Seedling. Germination phanerocotylar (if applicable). Hypocotyl internode present (well developed). Seedling collar not conspicuous. Cotyledon hyperphyll elongated (at least, quite large); assimilatory; dorsiventrally flattened. Coleoptile absent. Seedling macropodous. Seedling cataphylls absent. First leaf dorsiventral. Primary root ephemeral (or even absent altogether, e.g. Stratiotes).

Physiology, phytochemistry. Disputably C3, C4, CAM, and C3-C4 intermediate. C4 physiology recorded directly in Vallisneria spiralis and Hydrilla verticillata (or interpretable as such: see Sage et al (1998). CAM recorded directly in Vallisneria americana (aquatic CAM only). C3-C4 intermediacy in Vallisneria spiralis. Anatomy non-C4 type (Elodea, Hydrilla, Vallisneria). Accumulated starch other than exclusively ‘pteridophyte type’. Cyanogenic (seldom), or not cyanogenic. Alkaloids absent (one species). Iridoids not detected. Saponins/sapogenins absent. Proanthocyanidins present (Hydrocharis), or absent (3 genera); in Hydrocharis, cyanidin. Flavonols absent. Ellagic acid absent. Sieve-tube plastids P-type; type II.

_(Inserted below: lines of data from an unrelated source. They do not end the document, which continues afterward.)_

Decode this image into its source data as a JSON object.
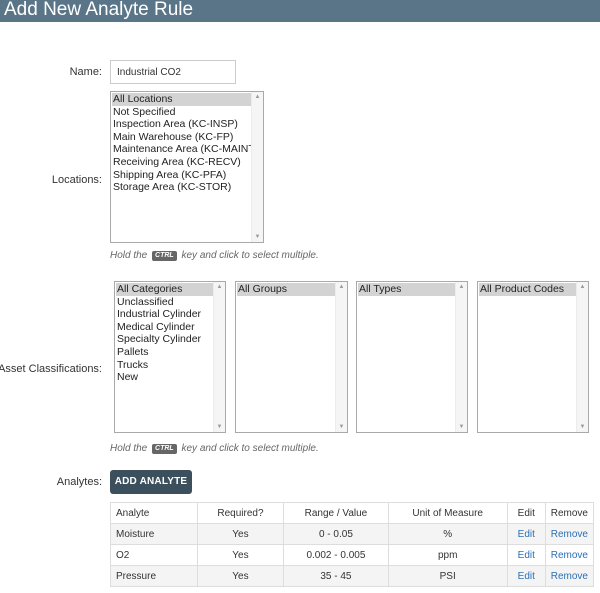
{
  "page": {
    "title": "Add New Analyte Rule"
  },
  "name_field": {
    "label": "Name:",
    "value": "Industrial CO2"
  },
  "locations": {
    "label": "Locations:",
    "options": [
      "All Locations",
      "Not Specified",
      "Inspection Area (KC-INSP)",
      "Main Warehouse (KC-FP)",
      "Maintenance Area (KC-MAINT)",
      "Receiving Area (KC-RECV)",
      "Shipping Area (KC-PFA)",
      "Storage Area (KC-STOR)"
    ],
    "selected": "All Locations"
  },
  "hint": {
    "pre": "Hold the",
    "key": "CTRL",
    "post": "key and click to select multiple."
  },
  "asset_classifications": {
    "label": "Asset Classifications:",
    "categories": {
      "options": [
        "All Categories",
        "Unclassified",
        "Industrial Cylinder",
        "Medical Cylinder",
        "Specialty Cylinder",
        "Pallets",
        "Trucks",
        "New"
      ],
      "selected": "All Categories"
    },
    "groups": {
      "options": [
        "All Groups"
      ],
      "selected": "All Groups"
    },
    "types": {
      "options": [
        "All Types"
      ],
      "selected": "All Types"
    },
    "product_codes": {
      "options": [
        "All Product Codes"
      ],
      "selected": "All Product Codes"
    }
  },
  "analytes": {
    "label": "Analytes:",
    "add_button": "ADD ANALYTE",
    "columns": [
      "Analyte",
      "Required?",
      "Range / Value",
      "Unit of Measure",
      "Edit",
      "Remove"
    ],
    "rows": [
      {
        "analyte": "Moisture",
        "required": "Yes",
        "range": "0 - 0.05",
        "unit": "%",
        "edit": "Edit",
        "remove": "Remove"
      },
      {
        "analyte": "O2",
        "required": "Yes",
        "range": "0.002 - 0.005",
        "unit": "ppm",
        "edit": "Edit",
        "remove": "Remove"
      },
      {
        "analyte": "Pressure",
        "required": "Yes",
        "range": "35 - 45",
        "unit": "PSI",
        "edit": "Edit",
        "remove": "Remove"
      }
    ]
  },
  "colors": {
    "header_bg": "#5a7588",
    "button_bg": "#3c4f5c",
    "link": "#2b6fb6",
    "selected_option": "#d3d3d3"
  }
}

Geography, cytology. Temperate to tropical. Cosmopolitan, except frigid zones. X = 7–12.

Taxonomy. Subclass Monocotyledonae. Dahlgren et al. Superorder Alismatiflorae; Hydrocharitales. APG III core angiosperms; Superorder Lilianae; non-commelinid Monocot. APG IV Order Alismatales.

Species 80. Genera 16; Apalanthe, Appertiella, Blyxa, Egeria, Elodea, Enhalus, Halophila, Hydrilla, Hydrocharis, Lagarosiphon, Limnobium, Maidenia, Nechamandra, Ottelia, Stratiotes, Thalassia, Vallisneria.

Economic uses, etc. Including some important aquarium and watergarden ornamentals.

Illustrations. • Le Maout and Decaisne: Hydrocharis morsus-ranae. • Le Maout and Decaisne: Hydrocharis. • Ottelia alismoides: Thonner. • Elodea canadensis: Eng. Bot. 1446 (1869). • Hydrocharis morsus-ranae: Eng. Bot. 1444 (1869). • Hydrocharis morsus-ranae (B. Ent.). • Stratiotes aloides: Eng. Bot. 1445 (1869). • Stratiotes aloides (B. Ent.). • Thalassia hemprichii, as Schizotheca: Hemprich & Ehrenberg (1820–25).

We advise against extracting comparative information from the descriptions. This is much more easily achieved using the DELTA data files or the interactive key, which allows access to the character list, illustrations, full and partial descriptions, diagnostic descriptions, differences and similarities between taxa, lists of taxa exhibiting or lacking specified attributes, distributions of character states within any set of taxa, geographical distribution, genera included in each family, and classifications (Dahlgren; Dahlgren, Clifford, and Yeo; Cronquist; APG). See also Guidelines for using data taken from Web publications.

Cite this publication as: ‘Watson, L., and Dallwitz, M.J. 1992 onwards. The families of flowering plants: descriptions, illustrations, identification, and information retrieval. Version: 15th April 2018.’.